▶ What is expected
All lines with the word "Degree" must be pulled from the entries below.

----- Entries shown -----

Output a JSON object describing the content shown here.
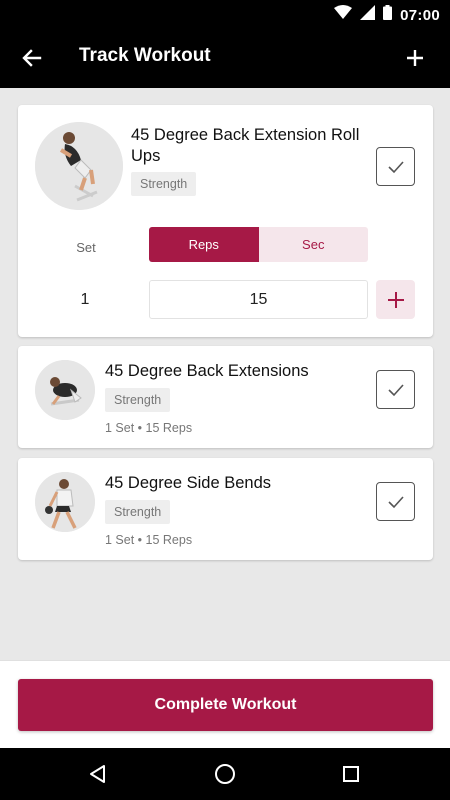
{
  "status_bar": {
    "time": "07:00"
  },
  "app_bar": {
    "title": "Track Workout"
  },
  "colors": {
    "accent": "#a61946",
    "accent_light": "#f5e6eb",
    "app_bar": "#000000",
    "background": "#e8e8e8"
  },
  "icons": {
    "back": "arrow-left",
    "add": "plus",
    "check": "checkmark",
    "add_set": "plus",
    "nav_back": "triangle-back",
    "nav_home": "circle-home",
    "nav_recents": "square-recents"
  },
  "active_exercise": {
    "name": "45 Degree Back Extension Roll Ups",
    "category": "Strength",
    "set_column_label": "Set",
    "mode_options": [
      "Reps",
      "Sec"
    ],
    "selected_mode": "Reps",
    "current_set": "1",
    "reps_value": "15"
  },
  "exercises": [
    {
      "name": "45 Degree Back Extensions",
      "category": "Strength",
      "summary": "1 Set • 15 Reps"
    },
    {
      "name": "45 Degree Side Bends",
      "category": "Strength",
      "summary": "1 Set • 15 Reps"
    }
  ],
  "footer": {
    "complete_label": "Complete Workout"
  }
}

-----

▶ Task output
    "name": "45 Degree Back Extension Roll Ups",
      "name": "45 Degree Back Extensions",
      "name": "45 Degree Side Bends",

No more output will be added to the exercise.